[Dataset rows describing interfaces]
——
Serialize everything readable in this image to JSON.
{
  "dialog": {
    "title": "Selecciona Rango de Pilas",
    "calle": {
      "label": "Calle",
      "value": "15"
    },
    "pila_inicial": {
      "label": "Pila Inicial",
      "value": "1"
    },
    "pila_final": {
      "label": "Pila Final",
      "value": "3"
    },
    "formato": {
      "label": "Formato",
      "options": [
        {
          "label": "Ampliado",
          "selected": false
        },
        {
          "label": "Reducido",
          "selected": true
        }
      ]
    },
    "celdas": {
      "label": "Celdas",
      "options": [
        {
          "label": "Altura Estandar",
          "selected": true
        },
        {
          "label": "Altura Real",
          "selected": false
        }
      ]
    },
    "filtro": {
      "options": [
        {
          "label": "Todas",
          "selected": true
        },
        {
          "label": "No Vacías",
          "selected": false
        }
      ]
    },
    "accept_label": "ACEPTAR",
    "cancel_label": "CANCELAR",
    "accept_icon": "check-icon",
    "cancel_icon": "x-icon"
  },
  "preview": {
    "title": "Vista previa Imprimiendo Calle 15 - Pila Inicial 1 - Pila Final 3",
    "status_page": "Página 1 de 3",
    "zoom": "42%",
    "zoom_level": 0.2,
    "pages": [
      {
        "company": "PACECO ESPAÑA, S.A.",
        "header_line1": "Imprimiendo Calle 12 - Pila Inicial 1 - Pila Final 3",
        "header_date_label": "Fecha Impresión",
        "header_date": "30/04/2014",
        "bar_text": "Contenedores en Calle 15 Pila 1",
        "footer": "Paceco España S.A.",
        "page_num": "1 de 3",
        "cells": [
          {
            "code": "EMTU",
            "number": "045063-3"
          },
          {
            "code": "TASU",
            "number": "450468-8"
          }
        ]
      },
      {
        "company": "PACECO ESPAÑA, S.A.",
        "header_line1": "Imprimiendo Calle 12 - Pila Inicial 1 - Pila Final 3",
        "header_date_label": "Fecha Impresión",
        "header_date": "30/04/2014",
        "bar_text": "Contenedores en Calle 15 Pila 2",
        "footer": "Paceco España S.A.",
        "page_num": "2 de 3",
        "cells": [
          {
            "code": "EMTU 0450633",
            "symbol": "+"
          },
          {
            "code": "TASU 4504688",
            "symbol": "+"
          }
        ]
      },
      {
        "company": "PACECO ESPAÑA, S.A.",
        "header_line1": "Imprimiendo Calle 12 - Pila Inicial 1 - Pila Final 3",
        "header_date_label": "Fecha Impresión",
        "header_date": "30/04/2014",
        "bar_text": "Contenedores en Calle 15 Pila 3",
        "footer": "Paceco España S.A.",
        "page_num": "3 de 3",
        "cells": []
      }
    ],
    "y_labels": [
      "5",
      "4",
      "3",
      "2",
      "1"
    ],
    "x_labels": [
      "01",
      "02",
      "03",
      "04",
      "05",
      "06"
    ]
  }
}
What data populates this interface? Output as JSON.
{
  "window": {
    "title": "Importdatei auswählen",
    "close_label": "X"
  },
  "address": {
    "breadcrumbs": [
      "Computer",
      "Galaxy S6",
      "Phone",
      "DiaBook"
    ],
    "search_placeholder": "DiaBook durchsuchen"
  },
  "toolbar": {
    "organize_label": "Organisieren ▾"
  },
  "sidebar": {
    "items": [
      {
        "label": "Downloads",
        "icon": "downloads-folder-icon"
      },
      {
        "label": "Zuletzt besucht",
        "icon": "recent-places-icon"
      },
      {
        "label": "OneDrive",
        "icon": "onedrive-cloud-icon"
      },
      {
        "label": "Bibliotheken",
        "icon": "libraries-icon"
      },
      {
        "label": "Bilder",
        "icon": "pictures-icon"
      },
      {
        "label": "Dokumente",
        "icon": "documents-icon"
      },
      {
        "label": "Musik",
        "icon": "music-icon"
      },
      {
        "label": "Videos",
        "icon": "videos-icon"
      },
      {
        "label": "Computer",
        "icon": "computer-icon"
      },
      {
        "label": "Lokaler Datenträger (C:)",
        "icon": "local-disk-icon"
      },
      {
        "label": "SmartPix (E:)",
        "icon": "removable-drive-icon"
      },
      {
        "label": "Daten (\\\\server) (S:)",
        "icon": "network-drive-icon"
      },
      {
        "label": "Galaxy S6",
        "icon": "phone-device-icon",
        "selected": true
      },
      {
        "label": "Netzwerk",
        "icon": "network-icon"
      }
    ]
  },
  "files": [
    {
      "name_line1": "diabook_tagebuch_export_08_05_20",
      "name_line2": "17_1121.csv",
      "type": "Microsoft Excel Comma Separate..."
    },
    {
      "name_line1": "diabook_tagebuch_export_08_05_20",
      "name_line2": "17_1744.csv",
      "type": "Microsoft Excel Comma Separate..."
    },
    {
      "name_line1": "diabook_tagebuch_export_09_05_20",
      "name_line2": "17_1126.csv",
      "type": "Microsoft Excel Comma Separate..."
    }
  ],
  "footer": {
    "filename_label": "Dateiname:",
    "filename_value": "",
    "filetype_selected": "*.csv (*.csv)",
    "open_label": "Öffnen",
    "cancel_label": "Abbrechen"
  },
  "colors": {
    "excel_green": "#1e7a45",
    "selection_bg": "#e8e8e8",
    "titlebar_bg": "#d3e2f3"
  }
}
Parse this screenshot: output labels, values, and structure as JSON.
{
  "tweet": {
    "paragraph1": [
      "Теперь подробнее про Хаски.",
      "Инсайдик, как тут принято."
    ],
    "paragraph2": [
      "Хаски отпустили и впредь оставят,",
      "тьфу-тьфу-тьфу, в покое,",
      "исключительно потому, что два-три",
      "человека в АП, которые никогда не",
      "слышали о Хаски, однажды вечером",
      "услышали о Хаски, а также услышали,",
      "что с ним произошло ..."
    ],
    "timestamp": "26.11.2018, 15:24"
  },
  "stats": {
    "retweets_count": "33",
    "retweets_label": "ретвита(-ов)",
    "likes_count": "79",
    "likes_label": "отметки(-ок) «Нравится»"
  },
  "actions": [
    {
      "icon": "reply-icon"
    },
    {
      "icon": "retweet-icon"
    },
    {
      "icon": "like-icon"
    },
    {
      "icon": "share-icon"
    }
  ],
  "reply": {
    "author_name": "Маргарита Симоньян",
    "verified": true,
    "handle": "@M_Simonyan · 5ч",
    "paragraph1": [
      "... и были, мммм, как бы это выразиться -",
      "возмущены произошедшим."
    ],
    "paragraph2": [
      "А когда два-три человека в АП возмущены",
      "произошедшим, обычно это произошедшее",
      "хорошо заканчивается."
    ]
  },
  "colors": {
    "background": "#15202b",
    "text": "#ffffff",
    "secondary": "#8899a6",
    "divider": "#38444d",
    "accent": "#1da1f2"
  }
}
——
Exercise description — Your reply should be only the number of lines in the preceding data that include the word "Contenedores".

Answer space — 3